______________________________________ Score______________________________________State: Louisiana 5Backspelling and Word Identification: ANAISIUOL 10Capitol: Baton Rouge 5Tree: Cypress 5Flower: Magnolia 5Bird: Brown Pelican 5Total Points: 35______________________________________
The state represented by the outlines shape 16 and abbreviation 18 is Louisiana. The player is awarded two points for correct identification of the state and an additional three points for correct spelling, for a sum score of five points. For correctly backspelling the state and underlining the words "an" and "is" contained within the backspelled word, the player is awarded five points for each underlined word for a sum score of ten points. Likewise, five points were awarded for each correctly identified state capitol, tree, flower, and bird. The total number of points awarded for this particular playing card 10 is thirty-five points.
All playing cards 10 in a player's hand are scored by the judge in this way to determine the total points for each players individual hand. The first player to reach a score of three-hundred points or more is declared the winner of the game. At the end of the first hand, if no player has reached three-hundred or more points then the deal is rotated clockwise. The new dealer shuffles and deals the playing cards as previously described. Play continues in this manner until a player has reached the game winning score of three-hundred points or more. If two players both reach three-hundred points or more in the same hand then the player with the highest score winds the game. In case of a tie at three-hundred points or more, the tied players continue play until one player earns more points than the other previously tied players.

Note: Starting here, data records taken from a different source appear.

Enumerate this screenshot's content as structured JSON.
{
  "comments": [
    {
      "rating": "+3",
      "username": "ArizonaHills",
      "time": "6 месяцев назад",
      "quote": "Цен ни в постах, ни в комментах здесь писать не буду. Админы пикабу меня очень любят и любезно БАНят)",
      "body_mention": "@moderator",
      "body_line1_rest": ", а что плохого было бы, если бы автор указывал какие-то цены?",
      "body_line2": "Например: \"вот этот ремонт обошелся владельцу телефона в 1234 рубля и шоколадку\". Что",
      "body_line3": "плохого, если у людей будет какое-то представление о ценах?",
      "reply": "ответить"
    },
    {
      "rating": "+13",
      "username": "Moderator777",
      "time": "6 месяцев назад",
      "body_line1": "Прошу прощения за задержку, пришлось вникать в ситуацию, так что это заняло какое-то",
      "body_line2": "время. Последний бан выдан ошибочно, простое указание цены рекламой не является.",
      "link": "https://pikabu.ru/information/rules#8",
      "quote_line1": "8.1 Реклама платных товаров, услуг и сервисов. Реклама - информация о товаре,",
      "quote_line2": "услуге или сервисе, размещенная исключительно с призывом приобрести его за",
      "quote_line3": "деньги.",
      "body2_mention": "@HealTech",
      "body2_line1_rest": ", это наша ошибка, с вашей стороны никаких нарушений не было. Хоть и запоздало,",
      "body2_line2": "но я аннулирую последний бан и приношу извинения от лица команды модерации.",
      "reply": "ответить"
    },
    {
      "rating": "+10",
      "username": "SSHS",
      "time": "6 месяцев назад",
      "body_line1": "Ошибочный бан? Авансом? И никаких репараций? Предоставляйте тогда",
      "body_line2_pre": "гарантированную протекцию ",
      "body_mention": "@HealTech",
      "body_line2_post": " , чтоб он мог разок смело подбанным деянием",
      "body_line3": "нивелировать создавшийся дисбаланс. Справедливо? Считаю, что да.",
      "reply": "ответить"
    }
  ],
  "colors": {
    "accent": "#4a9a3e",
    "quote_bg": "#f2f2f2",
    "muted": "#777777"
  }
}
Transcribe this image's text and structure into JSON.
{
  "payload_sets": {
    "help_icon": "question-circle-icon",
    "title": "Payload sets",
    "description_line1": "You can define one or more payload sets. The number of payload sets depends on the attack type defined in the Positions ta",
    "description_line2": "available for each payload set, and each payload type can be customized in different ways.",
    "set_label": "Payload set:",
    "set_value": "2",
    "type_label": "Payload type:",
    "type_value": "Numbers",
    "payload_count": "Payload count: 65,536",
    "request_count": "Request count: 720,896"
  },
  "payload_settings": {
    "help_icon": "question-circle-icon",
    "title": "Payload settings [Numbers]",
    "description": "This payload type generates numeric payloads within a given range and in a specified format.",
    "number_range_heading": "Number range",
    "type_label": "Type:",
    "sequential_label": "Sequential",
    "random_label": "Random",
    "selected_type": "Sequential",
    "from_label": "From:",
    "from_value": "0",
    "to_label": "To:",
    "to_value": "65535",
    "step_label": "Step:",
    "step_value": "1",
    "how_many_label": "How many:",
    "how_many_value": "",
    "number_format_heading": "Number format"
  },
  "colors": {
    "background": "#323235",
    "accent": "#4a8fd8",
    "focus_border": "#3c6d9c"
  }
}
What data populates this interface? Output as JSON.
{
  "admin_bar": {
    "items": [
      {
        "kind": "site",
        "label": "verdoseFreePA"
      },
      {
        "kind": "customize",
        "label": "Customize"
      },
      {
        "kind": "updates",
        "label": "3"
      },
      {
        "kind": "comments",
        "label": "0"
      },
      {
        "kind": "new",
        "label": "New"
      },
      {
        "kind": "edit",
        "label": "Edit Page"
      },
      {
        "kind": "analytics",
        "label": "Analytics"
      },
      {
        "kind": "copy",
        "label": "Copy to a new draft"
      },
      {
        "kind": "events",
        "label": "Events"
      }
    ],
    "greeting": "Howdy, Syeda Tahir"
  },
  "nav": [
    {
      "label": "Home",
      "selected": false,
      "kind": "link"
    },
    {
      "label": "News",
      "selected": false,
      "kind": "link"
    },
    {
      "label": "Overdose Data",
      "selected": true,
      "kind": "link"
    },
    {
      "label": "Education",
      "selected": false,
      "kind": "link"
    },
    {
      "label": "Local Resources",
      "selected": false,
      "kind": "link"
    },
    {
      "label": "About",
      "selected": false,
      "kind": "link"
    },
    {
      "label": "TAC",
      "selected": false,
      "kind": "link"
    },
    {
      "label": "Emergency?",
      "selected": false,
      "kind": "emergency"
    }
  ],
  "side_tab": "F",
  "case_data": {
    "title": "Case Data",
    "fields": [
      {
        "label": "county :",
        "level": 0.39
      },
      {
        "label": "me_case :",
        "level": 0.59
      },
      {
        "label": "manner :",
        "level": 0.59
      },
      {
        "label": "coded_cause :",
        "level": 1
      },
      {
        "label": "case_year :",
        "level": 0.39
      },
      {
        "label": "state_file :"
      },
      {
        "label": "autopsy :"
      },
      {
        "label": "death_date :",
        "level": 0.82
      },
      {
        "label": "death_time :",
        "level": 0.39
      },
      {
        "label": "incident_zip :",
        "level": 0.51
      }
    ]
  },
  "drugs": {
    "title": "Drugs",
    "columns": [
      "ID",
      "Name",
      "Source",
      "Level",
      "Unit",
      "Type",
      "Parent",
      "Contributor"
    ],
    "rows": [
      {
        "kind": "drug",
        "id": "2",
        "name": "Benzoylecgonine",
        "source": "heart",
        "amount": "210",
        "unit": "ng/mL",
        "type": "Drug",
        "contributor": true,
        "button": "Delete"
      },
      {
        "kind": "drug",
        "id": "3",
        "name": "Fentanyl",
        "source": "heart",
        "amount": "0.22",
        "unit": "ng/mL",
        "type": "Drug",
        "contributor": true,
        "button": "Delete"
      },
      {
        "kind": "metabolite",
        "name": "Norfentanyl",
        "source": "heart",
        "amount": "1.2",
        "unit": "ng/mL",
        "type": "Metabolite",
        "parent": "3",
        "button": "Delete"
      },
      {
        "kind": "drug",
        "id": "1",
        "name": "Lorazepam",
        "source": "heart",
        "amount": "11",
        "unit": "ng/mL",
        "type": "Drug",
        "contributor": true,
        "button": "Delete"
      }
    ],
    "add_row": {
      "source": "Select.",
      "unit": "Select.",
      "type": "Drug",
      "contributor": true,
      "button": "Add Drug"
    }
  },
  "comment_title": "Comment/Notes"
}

Obviously, other game-winning total point values can be used by the players. Likewise, variations of the present invention card game can be developed by the players. For example, two-player teams may be formed to introduce team competition to the card game. These minor variations do not alter the essence of the present invention, but only add to the diversity of the card game.
The present invention may, of course, be carried out in other specific ways than those herein set forth without parting from the spirit and essential characteristics of the invention. The present embodiments are, therefore, to be considered in all respects as illustrative and not restrictive, and all changes coming within the meaning and equivalency range of the appended claims are intended to be embraced therein.
|Cited Patent||Filing date||Publication date||Applicant||Title|
|US1292184 *||7 May 1917||21 Jan 1919||Henry W Wells||Game-cards.|
|US1745946 *||10 Aug 1927||4 Feb 1930||Madeline Murray||Game|
|US3068010 *||24 Mar 1958||11 Dec 1962||Hagopian Jacob J||Game card|
|Citing Patent||Filing date||Publication date||Applicant||Title|
|US5129649 *||6 Aug 1991||14 Jul 1992||Scholz George H||Method of playing a board game|
|US6457716||9 Oct 1999||1 Oct 2002||Kathleen O. Johnson Prillerman||Card game having cards with graphic and pictorial illustrations of geographic, historical and health related facts|
|U.S. Classification||273/308, 273/302|
|9 Jun 1992||FPAY||Fee payment|
Year of fee payment: 4
|3 Dec 1996||REMI||Maintenance fee reminder mailed|
|27 Apr 1997||LAPS||Lapse for failure to pay maintenance fees|
|8 Jul 1997||FP||Expired due to failure to pay maintenance fee|
Effective date: 19970430